Smartphones are a significant part of life in the 21st century. According to the technology, data and analytics experts at Zenith, in 2019 the average American adult spent three hours and 30 minutes using mobile internet every day, with estimates suggesting that number could increase to more than four hours per day by 2021.
It’s no secret that many people struggle when it comes to putting down their smartphones. The secret lies in learning how to unplug from smartphones, especially for the millions of people who are spending untold hours on such devices every day. A strong will to put smartphones down can help people do just that, and some additional strategies might make it easier to unplug as well.
Keep your phone in another room.
Many people are drawn to their smartphones by a seemingly endless stream of notifications. The addictive nature of notifications is debatable, but blaming notifications and merely turning them off may not be as effective a means to reducing smartphone reliance as you think. A 2020 study by researchers at the London School of Economics and Political Science found that 89 percent of interactions with phones were unprompted. That suggests people are simply picking up their phones even when notifications or incoming calls aren’t making them do so. Keeping a phone in another room when dining, reading a book, engaging with family members, or participating in other activities can help people avoid that familiar urge to pick up their phone.
Utilize apps to curtail your usage.
Various apps allow users to block their own access to other apps and websites. These apps, which include Flipd and Freedom, are designed to help smartphone users regain productivity they might have lost due to their smartphone usage. The apps can be utilized in various ways, and one such way is to restrict access to games and websites during the workday. They also can be used to restrict access during family time or other hours of the day when people don’t want to be distracted by the internet.
Set up auto reply.
Many professionals set up out-of-office messages to notify colleagues and clients when they’re on vacation or engaging in projects that will prevent them from answering emails. The same principle can be applied to text messages. According to a 2019 survey from CTIA, which has tracked the evolution of the United States wireless industry since 1985, two trillion text messages were exchanged in 2019. That’s a lot of messages, and texting is a significant reason why so many people have problems putting down their phones. An automatic response informing friends, family and colleagues that you’re away from your phone can be a great way to spend less time texting.
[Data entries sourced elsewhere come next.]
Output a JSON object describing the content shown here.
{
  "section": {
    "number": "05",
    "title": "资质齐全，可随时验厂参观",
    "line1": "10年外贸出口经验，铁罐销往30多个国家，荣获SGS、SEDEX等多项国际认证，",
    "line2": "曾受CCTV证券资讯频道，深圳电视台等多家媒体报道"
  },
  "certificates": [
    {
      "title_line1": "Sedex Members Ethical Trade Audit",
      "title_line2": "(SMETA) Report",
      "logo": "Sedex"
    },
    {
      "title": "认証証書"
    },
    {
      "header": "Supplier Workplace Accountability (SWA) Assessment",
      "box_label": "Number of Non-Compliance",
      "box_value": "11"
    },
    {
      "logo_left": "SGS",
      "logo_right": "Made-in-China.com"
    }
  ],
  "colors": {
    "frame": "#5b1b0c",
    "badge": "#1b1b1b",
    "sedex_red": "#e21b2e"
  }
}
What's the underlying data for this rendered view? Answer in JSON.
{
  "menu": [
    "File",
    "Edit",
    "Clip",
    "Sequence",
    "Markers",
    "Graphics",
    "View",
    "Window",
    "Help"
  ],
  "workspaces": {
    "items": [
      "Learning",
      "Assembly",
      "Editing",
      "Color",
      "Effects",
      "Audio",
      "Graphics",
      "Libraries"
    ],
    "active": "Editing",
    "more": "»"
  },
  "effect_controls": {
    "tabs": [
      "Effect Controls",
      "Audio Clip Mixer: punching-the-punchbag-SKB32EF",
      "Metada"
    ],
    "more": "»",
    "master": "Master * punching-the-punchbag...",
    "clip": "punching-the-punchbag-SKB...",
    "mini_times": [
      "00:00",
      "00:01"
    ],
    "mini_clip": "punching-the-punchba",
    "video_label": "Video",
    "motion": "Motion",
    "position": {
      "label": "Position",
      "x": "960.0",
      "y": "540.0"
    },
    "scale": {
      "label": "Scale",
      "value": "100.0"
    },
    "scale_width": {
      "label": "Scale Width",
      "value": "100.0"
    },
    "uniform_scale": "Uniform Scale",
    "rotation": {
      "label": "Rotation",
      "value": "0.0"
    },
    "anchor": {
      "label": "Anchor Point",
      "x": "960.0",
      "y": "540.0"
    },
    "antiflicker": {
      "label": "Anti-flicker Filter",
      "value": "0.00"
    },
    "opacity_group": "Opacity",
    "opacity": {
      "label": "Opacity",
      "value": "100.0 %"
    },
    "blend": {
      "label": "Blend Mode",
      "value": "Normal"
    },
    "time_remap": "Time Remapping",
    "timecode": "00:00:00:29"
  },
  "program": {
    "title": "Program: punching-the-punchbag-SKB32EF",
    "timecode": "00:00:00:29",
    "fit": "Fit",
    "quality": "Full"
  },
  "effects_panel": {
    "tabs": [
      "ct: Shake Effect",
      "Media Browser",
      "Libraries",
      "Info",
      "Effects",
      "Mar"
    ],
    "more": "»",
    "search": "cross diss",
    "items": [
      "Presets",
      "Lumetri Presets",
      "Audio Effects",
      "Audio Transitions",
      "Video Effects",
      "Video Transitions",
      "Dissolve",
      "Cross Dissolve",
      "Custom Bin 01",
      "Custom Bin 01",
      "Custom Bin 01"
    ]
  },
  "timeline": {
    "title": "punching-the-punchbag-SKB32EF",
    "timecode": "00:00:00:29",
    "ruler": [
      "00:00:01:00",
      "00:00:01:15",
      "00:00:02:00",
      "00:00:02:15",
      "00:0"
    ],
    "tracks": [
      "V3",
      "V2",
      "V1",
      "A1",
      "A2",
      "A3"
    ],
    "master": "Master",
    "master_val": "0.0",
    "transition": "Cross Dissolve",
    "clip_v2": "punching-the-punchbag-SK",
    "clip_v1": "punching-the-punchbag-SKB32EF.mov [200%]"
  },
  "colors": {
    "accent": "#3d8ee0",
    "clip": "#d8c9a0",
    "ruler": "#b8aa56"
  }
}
Smartphone usage is on the rise, even among people who want to put their phones down more often. Such users can try various approaches to spend less time on their phones.